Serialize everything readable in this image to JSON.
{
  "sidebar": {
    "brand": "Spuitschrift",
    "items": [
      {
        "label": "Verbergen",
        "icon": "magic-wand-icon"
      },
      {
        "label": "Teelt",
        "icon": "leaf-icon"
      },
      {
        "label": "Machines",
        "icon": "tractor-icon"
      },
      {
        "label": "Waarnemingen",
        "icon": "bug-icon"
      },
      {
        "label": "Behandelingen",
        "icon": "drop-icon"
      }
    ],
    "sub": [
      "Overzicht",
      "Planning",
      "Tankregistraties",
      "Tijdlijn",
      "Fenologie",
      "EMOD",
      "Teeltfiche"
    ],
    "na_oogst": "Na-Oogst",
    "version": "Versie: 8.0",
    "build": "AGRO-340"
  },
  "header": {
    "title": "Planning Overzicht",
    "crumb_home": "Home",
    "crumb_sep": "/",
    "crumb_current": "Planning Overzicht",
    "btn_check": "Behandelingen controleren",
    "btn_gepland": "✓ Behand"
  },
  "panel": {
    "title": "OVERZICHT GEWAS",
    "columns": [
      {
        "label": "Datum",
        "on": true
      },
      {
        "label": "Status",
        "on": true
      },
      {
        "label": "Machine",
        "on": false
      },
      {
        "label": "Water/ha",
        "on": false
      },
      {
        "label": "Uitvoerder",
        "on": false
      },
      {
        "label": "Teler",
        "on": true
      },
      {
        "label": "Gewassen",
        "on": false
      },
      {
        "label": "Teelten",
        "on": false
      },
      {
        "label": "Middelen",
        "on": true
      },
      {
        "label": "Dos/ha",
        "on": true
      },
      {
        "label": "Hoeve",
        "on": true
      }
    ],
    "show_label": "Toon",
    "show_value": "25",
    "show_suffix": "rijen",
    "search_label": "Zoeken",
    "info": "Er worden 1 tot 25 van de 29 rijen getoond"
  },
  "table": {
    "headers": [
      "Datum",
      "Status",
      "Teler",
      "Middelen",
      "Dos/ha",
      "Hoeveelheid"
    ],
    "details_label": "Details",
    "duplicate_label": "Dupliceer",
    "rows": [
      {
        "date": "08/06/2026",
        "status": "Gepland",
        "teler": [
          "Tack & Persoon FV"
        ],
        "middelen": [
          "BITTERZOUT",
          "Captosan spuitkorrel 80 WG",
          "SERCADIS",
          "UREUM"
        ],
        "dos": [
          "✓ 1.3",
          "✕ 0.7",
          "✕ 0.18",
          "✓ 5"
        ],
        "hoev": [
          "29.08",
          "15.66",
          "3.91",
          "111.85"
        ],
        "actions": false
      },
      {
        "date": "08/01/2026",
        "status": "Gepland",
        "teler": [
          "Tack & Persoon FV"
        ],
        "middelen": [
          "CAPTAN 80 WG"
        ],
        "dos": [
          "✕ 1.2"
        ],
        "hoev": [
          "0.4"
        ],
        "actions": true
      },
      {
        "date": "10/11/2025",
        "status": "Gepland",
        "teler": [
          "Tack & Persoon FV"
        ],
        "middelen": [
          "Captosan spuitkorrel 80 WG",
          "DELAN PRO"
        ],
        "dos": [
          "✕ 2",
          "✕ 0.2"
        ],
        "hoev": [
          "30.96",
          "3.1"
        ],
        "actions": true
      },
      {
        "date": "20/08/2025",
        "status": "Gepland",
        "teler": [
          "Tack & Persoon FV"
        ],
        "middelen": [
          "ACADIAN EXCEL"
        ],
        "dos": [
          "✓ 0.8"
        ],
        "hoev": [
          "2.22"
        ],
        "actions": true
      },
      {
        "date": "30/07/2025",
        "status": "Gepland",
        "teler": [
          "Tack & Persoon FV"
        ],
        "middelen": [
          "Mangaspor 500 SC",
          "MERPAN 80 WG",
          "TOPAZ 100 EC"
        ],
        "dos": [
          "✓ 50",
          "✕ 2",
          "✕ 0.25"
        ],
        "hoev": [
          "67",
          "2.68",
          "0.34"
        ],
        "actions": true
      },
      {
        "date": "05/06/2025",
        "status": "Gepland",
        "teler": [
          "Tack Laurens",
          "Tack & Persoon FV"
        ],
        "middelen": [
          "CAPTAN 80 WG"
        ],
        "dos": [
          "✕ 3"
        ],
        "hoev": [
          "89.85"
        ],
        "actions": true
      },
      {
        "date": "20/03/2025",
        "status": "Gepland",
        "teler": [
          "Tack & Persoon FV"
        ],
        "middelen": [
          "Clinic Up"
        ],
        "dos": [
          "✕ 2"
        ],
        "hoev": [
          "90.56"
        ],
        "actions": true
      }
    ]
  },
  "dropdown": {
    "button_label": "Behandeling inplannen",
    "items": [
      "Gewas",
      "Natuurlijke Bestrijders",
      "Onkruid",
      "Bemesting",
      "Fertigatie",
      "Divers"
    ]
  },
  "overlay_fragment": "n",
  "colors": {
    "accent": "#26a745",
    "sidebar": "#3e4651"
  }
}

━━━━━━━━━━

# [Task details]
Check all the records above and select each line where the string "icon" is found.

# [Output]
        "icon": "magic-wand-icon"
        "icon": "leaf-icon"
        "icon": "tractor-icon"
        "icon": "bug-icon"
        "icon": "drop-icon"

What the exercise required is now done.